#### Provided records
———
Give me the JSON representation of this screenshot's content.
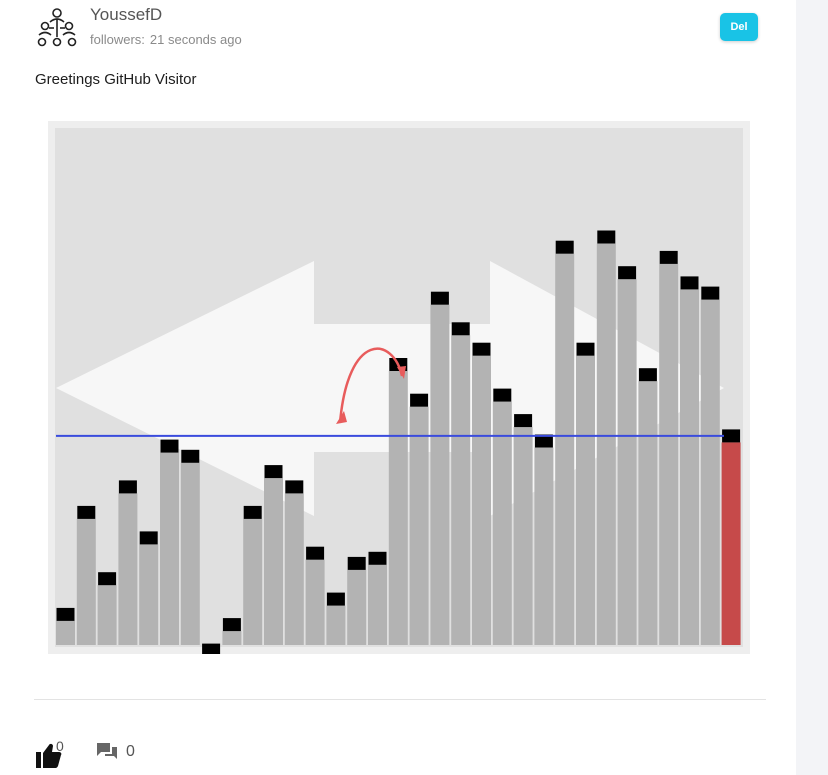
{
  "post": {
    "author": "YoussefD",
    "meta_label": "followers:",
    "timestamp": "21 seconds ago",
    "delete_label": "Del",
    "message": "Greetings GitHub Visitor",
    "likes": "0",
    "comments": "0"
  },
  "icons": {
    "avatar": "org-chart-icon",
    "like": "thumbs-up-icon",
    "comment": "comment-icon"
  },
  "colors": {
    "accent": "#19c3e6",
    "bar": "#b3b3b3",
    "marker": "#000000",
    "highlight_bar": "#c64a4a",
    "reference_line": "#3a4bdd",
    "arrow": "#e85c5c"
  },
  "chart_data": {
    "type": "bar",
    "ylim": [
      0,
      100
    ],
    "values": [
      6,
      26,
      13,
      31,
      21,
      39,
      37,
      -1,
      4,
      26,
      34,
      31,
      18,
      9,
      16,
      17,
      55,
      48,
      68,
      62,
      58,
      49,
      44,
      40,
      78,
      58,
      80,
      73,
      53,
      76,
      71,
      69,
      41
    ],
    "highlight_index": 32,
    "reference_value": 41
  }
}
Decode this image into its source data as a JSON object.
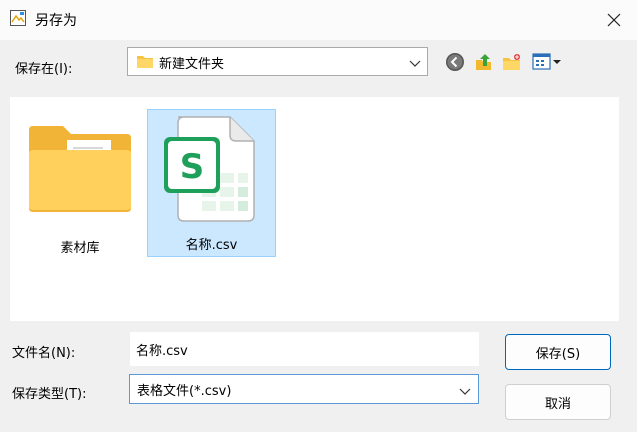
{
  "window": {
    "title": "另存为",
    "title_icon": "save-as-document-icon",
    "close_icon": "close-icon"
  },
  "location": {
    "label": "保存在(I):",
    "current_folder": "新建文件夹",
    "folder_icon": "folder-icon"
  },
  "toolbar": {
    "back_icon": "back-arrow-icon",
    "up_icon": "up-folder-icon",
    "new_folder_icon": "new-folder-icon",
    "view_menu_icon": "view-menu-icon"
  },
  "files": [
    {
      "name": "素材库",
      "type": "folder",
      "icon": "folder-icon",
      "selected": false
    },
    {
      "name": "名称.csv",
      "type": "csv",
      "icon": "spreadsheet-s-icon",
      "selected": true
    }
  ],
  "form": {
    "filename_label": "文件名(N):",
    "filename_value": "名称.csv",
    "filetype_label": "保存类型(T):",
    "filetype_value": "表格文件(*.csv)"
  },
  "buttons": {
    "save": "保存(S)",
    "cancel": "取消"
  },
  "colors": {
    "selection_bg": "#cce8ff",
    "selection_border": "#99d1ff",
    "primary_border": "#0067c0",
    "spreadsheet_green": "#1e9f5a"
  }
}
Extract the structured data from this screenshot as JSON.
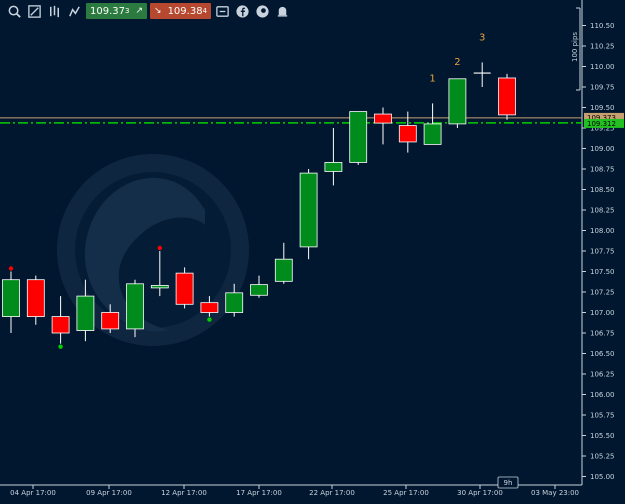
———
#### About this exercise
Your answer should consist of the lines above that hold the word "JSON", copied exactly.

#### Response to this exercise
Give me the JSON representation of this screenshot's content.
Decode this image into its source data as a JSON object.
Extract the structured data from this screenshot as JSON.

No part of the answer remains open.